- **The task**
Copy the result of filtering the entries below for lines that include the string "Inches".

- **Data supplied**

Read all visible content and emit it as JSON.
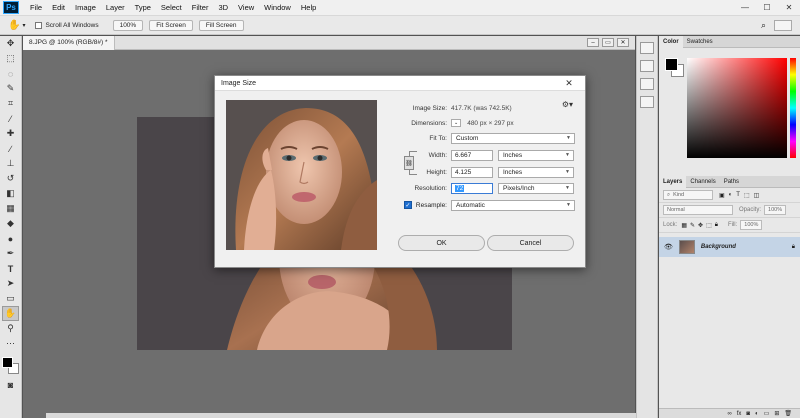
{
  "app": {
    "logo": "Ps",
    "menu": [
      "File",
      "Edit",
      "Image",
      "Layer",
      "Type",
      "Select",
      "Filter",
      "3D",
      "View",
      "Window",
      "Help"
    ],
    "window_controls": [
      "—",
      "☐",
      "✕"
    ]
  },
  "options_bar": {
    "scroll_all_label": "Scroll All Windows",
    "zoom_button": "100%",
    "fit_screen": "Fit Screen",
    "fill_screen": "Fill Screen"
  },
  "document": {
    "tab_title": "8.JPG @ 100% (RGB/8#) *"
  },
  "dialog": {
    "title": "Image Size",
    "image_size_label": "Image Size:",
    "image_size_value": "417.7K (was 742.5K)",
    "dimensions_label": "Dimensions:",
    "dimensions_value": "480 px  ×  297 px",
    "fit_to_label": "Fit To:",
    "fit_to_value": "Custom",
    "width_label": "Width:",
    "width_value": "6.667",
    "width_unit": "Inches",
    "height_label": "Height:",
    "height_value": "4.125",
    "height_unit": "Inches",
    "resolution_label": "Resolution:",
    "resolution_value": "72",
    "resolution_unit": "Pixels/Inch",
    "resample_label": "Resample:",
    "resample_value": "Automatic",
    "ok_label": "OK",
    "cancel_label": "Cancel"
  },
  "panels": {
    "color_tabs": [
      "Color",
      "Swatches"
    ],
    "layers_tabs": [
      "Layers",
      "Channels",
      "Paths"
    ],
    "kind_label": "Kind",
    "blend_mode": "Normal",
    "opacity_label": "Opacity:",
    "opacity_value": "100%",
    "lock_label": "Lock:",
    "fill_label": "Fill:",
    "fill_value": "100%",
    "layer_name": "Background"
  }
}
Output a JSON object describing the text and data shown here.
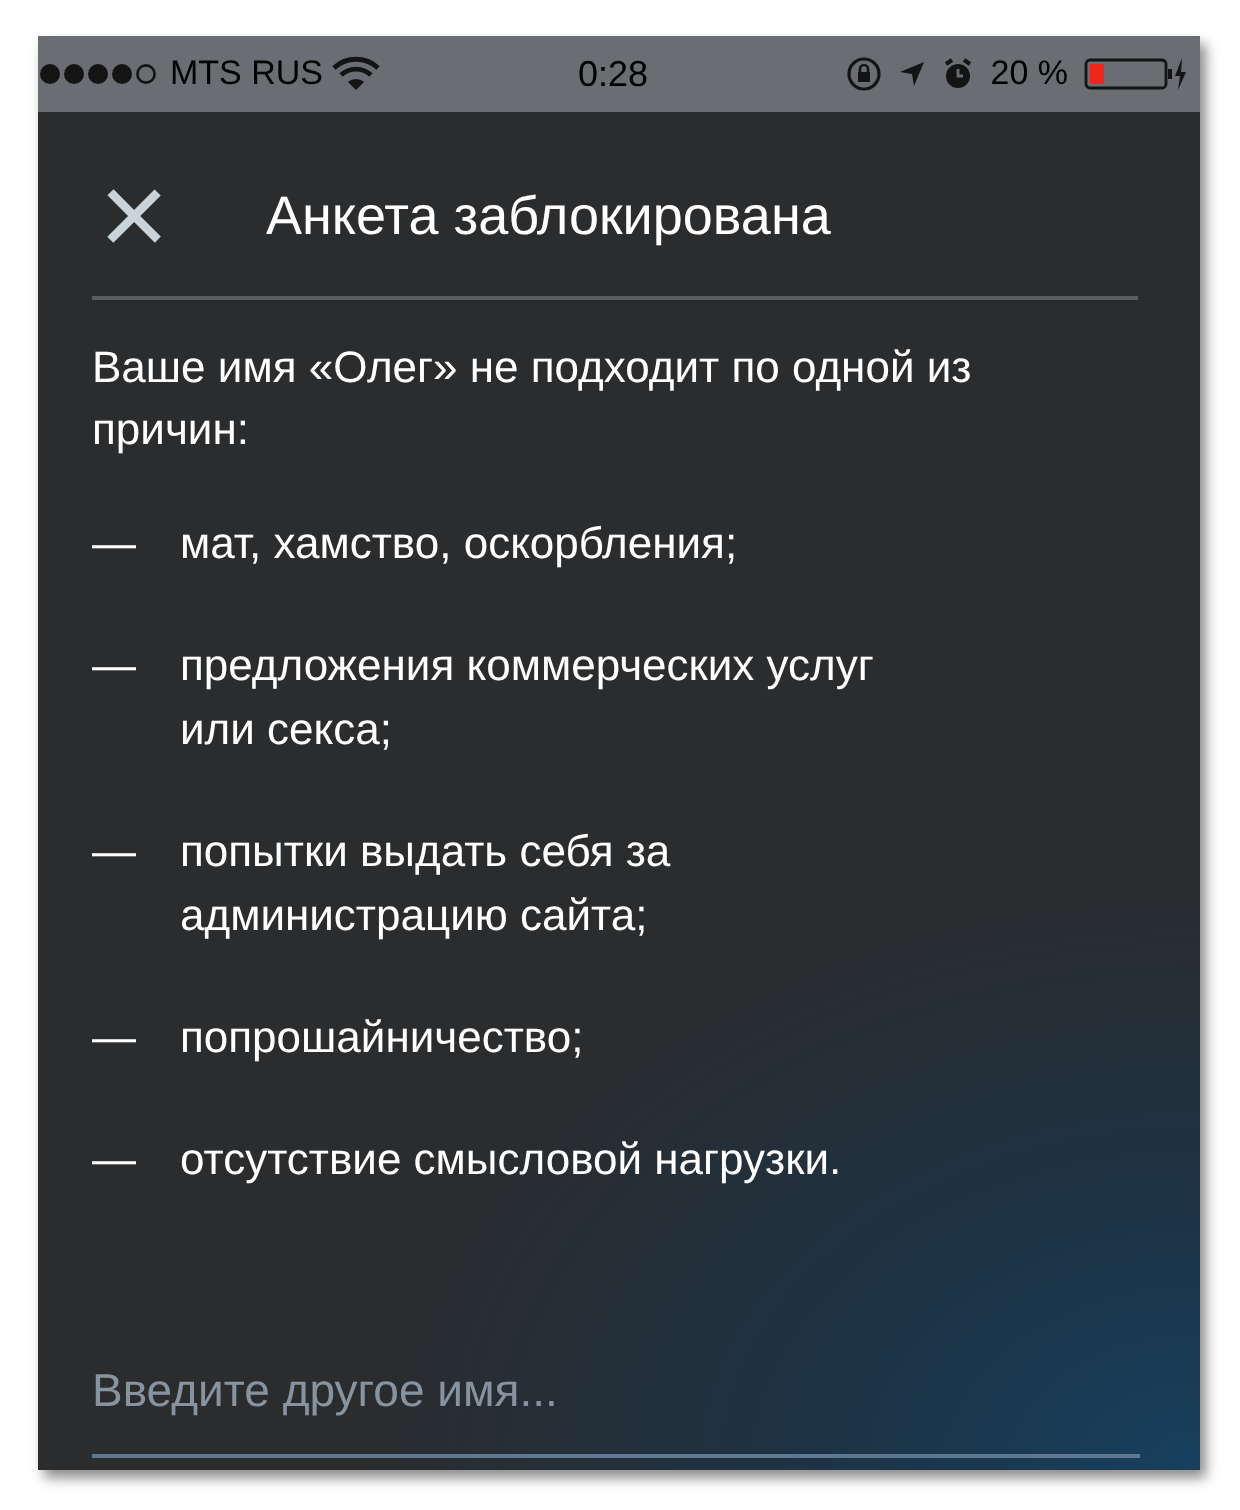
{
  "status_bar": {
    "carrier": "MTS RUS",
    "time": "0:28",
    "battery_percent": "20 %"
  },
  "header": {
    "close": "×",
    "title": "Анкета заблокирована"
  },
  "message": {
    "intro": "Ваше имя «Олег» не подходит по одной из причин:",
    "reasons": [
      {
        "dash": "—",
        "text": "мат, хамство, оскорбления;"
      },
      {
        "dash": "—",
        "text": "предложения коммерческих услуг или секса;"
      },
      {
        "dash": "—",
        "text": "попытки выдать себя за администрацию сайта;"
      },
      {
        "dash": "—",
        "text": "попрошайничество;"
      },
      {
        "dash": "—",
        "text": "отсутствие смысловой нагрузки."
      }
    ]
  },
  "name_field": {
    "placeholder": "Введите другое имя..."
  }
}
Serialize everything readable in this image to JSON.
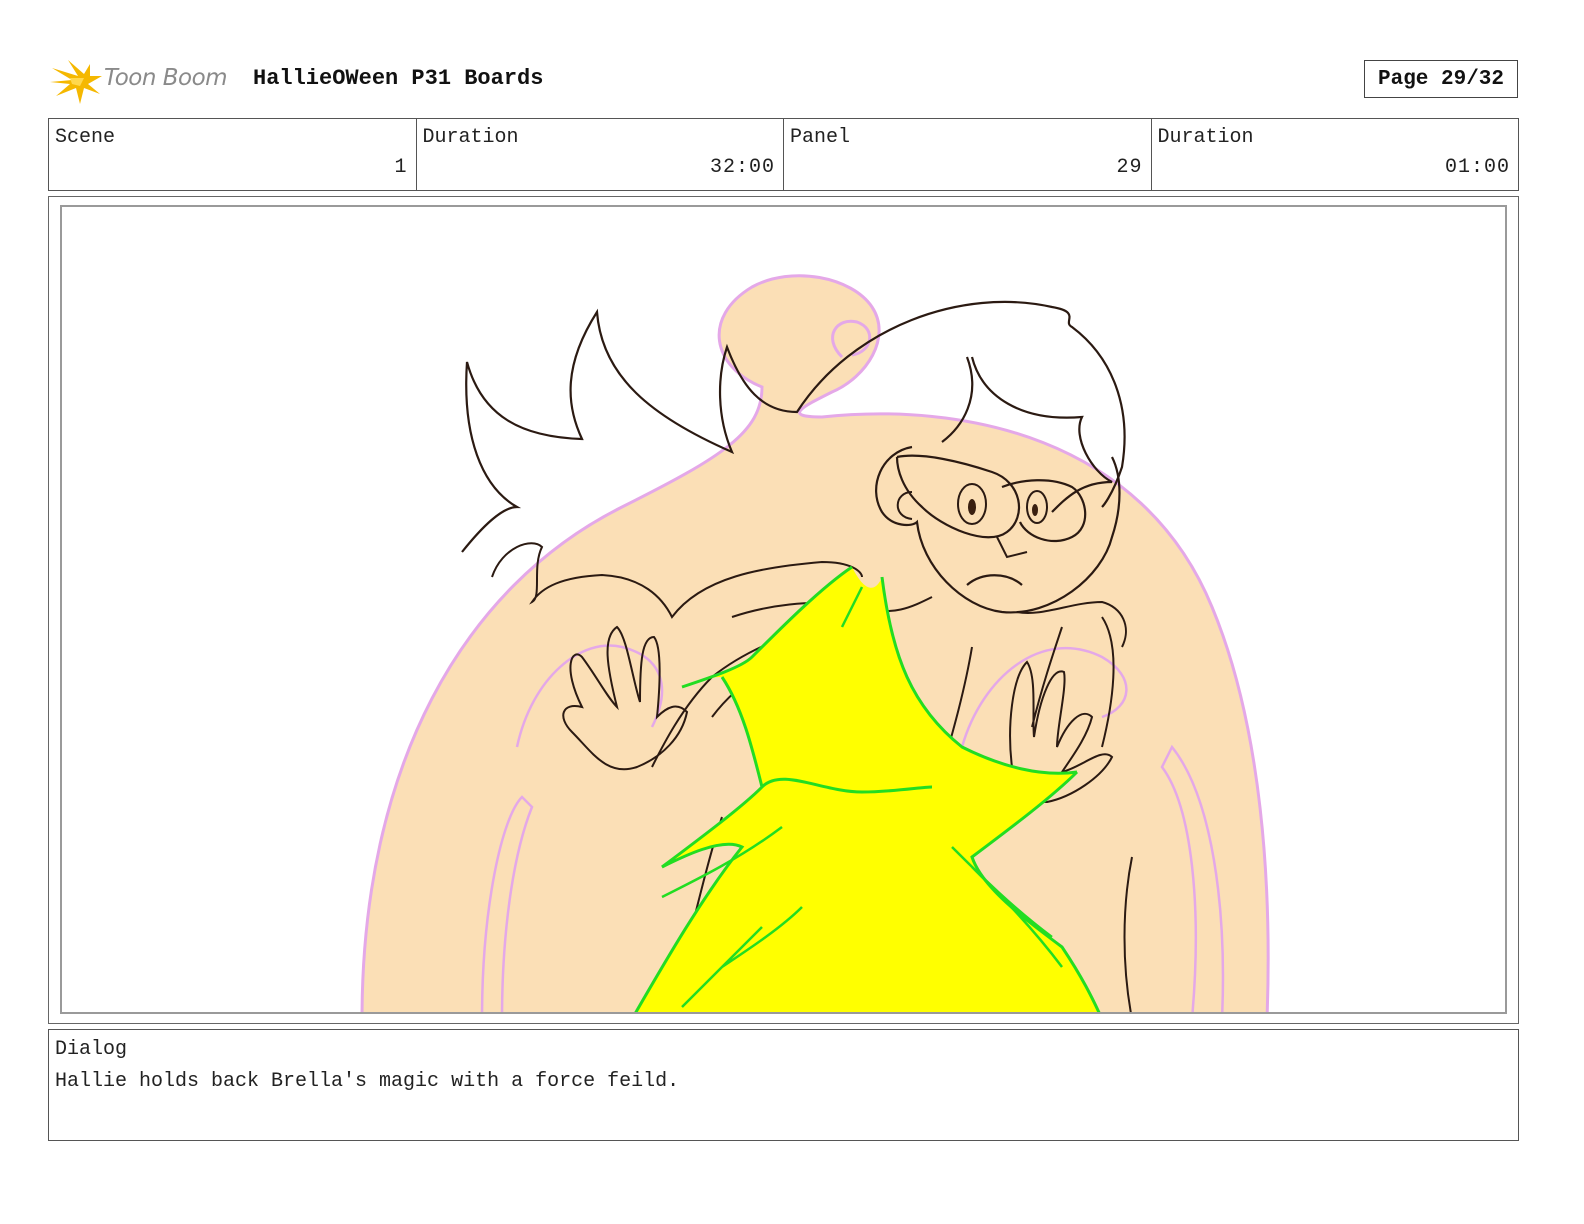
{
  "header": {
    "logo_text": "Toon Boom",
    "project_title": "HallieOWeen P31 Boards",
    "page": "Page 29/32"
  },
  "info": {
    "scene_label": "Scene",
    "scene_value": "1",
    "scene_duration_label": "Duration",
    "scene_duration_value": "32:00",
    "panel_label": "Panel",
    "panel_value": "29",
    "panel_duration_label": "Duration",
    "panel_duration_value": "01:00"
  },
  "dialog": {
    "label": "Dialog",
    "text": "Hallie holds back Brella's magic with a force feild."
  },
  "colors": {
    "force_field": "#fbdfb6",
    "field_outline": "#e4a8e8",
    "magic_fill": "#ffff00",
    "magic_outline": "#22dd22",
    "line_art": "#2b1a12",
    "logo_flame": "#f5b800"
  }
}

- **The answer**
    "width_unit": "Inches",
    "height_unit": "Inches",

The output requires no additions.